Employers find it useful to know about youreligibility to work in the UK. Give them yournationality, and if you already have the right towork in the UK, then say so.Nationality: French & US dual nationality (withright to work throughout the EEA)Nationality: Canadian (eligible to work in UKunder TWES scheme)Nationality: Indian & British (by marriage)Nationality:
Chinese (work permit required)
Applications outside the UK
Styles of CV vary greatly from country tocountry. Consult
The Global Resume Guide
(Mary Anne Thompson, Wiley & Sons, 2000),available for reference at the Careers Service, orthe country-specific information atwww.prospects.ac.uk (Jobs and work > Exploreworking and studying abroad). For moreinformation about styles across Europe, see thecareer planning area of www.eurograduate.com.There are often changes to the rules affectinginternational students and recent graduateswishing to work in the UK. It is recommendedthat you check with UKCISA:
The UK Council forInternational Student Affairs,www.ukcisa.org.uk/.
The advice given in this Information Leaflet isrelevant to postgraduates as well asundergraduates. However, presenting two (ormore) degrees in a way that maximises theimpact of your experience while addressing anyconcerns that a potential employer may havecan be challenging. For some roles (egacademia) a higher degree is virtually essential.You may need to include further sections (egpublications, conferences attended, researchproposals). For other sectors you must adaptyour CV to meet with the interests of theemployer, drawing on the extensive transferableskills you will have gained from your extra study.Have a look at the excellent Vitae website formore advice for doctoral researchers andresearch staff on presenting your skills andachievements on a CV, www.vitae.ac.uk.
Employer-friendly transferable skills typicallydeveloped by DPhil students:
project managementgoal-settingprioritisationtime managementdata managementrecording and presenting informationself-reliancecreativity and innovationself-disciplineself-motivationteamworkinstructing, trainingreport writingpresentingnetworking
Demonstrating ‘commercial awareness’
Include any experience of budget management,fundraising, work outside of academia (fromorganising department/college events or societytreasurer positions to bar work).Emphasise any involvement in grant proposals,budgeting for equipment/fieldwork/resources, etc.Talk the talk
research the market that theemployer operates in, who their customers/ clients/competitors are and any recent initiativesthey have been involved in, so that you can talktheir language.Think about joining societies with a businessfocus (eg OU Entrepreneurs).

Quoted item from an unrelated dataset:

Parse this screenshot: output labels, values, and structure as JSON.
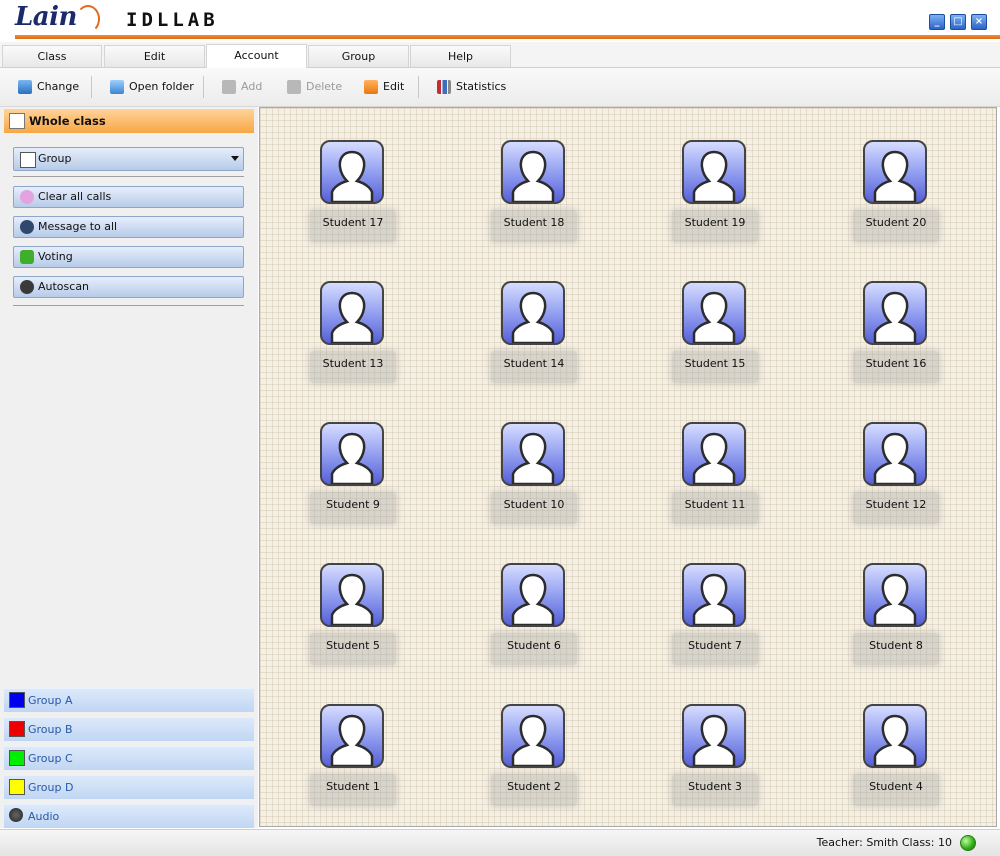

Look out for business courses, eg at the SaidBusiness School or through communityeducation.